    The situation with BP is more a problem of substance than PR. They behaved badly in having lax procedures that caused the disaster and they failed to attack the leak aggressively when it occurred. Their crisis communication response has been fair (not poor or good) until the recent ad campaign, which, as Hinton states, is way off target and doing more harm than good. It highlights the disconnect between the green brand they have tried to project for some time and what has become a black reputation. The spokespeople are doing the best they can with what they are directed to say. They are not believable because, again, there is a disconnect between what they believe and what they are told to say. What a mess.

  • Ken

    Why don’t you get your information from the emergency workers who are working closely with BP and everyone else involved. Instead of someone who is biased BEFORE the spill.

  • Larry Furman

    The system is broken. We need to move from oil, coal and nuclear power to renewable, sustainable energy – wind, solar, geothermal.

  • Linda Wise

    Are we supposed to be commenting on energy and environmental issues or the PR? I think everyone agrees the oil spill is a disaster, in more ways than one. I feel bad for the PR department, as they are doing their best, while the CEO is dismantling their crisis communications efforts by making some of the most stupid, insensitive comments I’ve ever heard from a CEO. He and the PR department need to get on the same page…and as someone else said, be consistent AND truthful!

  • Tito Davila

    In my opinion I don’t believe Hinton is exactly an objective party on this issue. Also, I have found that the media is much more likely to side with a group such as Hinton’s than a big corp. like BP (especially an oil company). The media “comforts the afflicted and afflicts the comforted.” Hinton has the easier job than, say, the PR person for BP.

  • Penny, Vancouver BC

    It is always easy to point out mistakes certainly BP has made a few, but what is the other side of the story? I’d be intersted in hearing that.

  • Idalie Muñoz Muñoz

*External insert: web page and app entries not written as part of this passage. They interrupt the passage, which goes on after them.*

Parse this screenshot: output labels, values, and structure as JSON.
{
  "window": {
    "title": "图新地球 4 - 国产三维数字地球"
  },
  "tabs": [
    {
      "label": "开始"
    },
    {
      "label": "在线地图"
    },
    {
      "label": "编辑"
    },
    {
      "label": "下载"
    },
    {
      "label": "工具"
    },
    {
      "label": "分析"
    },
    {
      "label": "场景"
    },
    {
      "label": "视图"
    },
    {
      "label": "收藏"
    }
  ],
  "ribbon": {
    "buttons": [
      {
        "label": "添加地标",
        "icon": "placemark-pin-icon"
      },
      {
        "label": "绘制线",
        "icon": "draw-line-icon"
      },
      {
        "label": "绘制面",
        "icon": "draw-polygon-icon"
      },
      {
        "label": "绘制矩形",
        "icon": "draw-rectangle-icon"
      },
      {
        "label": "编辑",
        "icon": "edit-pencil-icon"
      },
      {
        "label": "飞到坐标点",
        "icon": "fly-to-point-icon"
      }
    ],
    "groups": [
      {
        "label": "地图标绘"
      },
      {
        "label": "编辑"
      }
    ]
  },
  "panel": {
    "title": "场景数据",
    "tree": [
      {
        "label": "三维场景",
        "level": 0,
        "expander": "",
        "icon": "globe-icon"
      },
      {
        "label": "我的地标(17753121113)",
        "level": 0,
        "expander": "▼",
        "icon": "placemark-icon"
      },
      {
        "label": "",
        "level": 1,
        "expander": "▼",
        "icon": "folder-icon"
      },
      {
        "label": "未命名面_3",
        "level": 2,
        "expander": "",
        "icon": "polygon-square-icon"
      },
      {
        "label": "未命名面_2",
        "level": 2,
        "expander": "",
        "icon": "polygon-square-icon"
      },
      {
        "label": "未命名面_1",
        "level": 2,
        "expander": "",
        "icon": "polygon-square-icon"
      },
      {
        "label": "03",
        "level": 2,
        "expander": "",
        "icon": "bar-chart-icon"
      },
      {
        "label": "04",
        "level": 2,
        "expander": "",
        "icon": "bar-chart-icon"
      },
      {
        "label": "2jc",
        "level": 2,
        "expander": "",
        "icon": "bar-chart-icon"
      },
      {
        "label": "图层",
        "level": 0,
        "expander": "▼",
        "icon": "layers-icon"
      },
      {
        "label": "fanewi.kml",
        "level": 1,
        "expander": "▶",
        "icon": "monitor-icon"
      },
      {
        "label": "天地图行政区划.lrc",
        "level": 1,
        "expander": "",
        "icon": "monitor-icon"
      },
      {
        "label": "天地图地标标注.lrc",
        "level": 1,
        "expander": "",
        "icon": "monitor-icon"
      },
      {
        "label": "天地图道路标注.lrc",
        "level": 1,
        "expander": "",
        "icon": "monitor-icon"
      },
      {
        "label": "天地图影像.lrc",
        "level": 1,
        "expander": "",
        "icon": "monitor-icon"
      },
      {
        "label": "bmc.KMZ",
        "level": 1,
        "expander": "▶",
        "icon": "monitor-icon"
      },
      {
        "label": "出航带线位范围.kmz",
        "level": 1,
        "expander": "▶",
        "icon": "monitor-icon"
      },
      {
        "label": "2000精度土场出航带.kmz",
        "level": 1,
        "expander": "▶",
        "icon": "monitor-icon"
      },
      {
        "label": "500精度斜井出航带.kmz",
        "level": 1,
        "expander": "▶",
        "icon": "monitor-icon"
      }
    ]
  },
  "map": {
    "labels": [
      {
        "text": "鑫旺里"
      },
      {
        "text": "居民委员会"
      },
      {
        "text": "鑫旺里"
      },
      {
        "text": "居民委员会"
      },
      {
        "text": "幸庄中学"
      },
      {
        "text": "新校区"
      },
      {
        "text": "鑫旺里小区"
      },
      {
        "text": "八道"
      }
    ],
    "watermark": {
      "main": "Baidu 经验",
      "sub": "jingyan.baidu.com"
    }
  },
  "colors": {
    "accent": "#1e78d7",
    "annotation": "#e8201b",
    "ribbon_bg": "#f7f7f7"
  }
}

    If Americans were not so hooked on BIG OIL and the automotive lifestyle, then companies like BP would not be driven by greed. Why don’t we take some of the blame for this fiasco, drive our cars less, make fewer trips to the grocery store, use other sources of energy more, and WEAN ourselves off of the _____ oil! That’s the ultimate solution to saving our environment!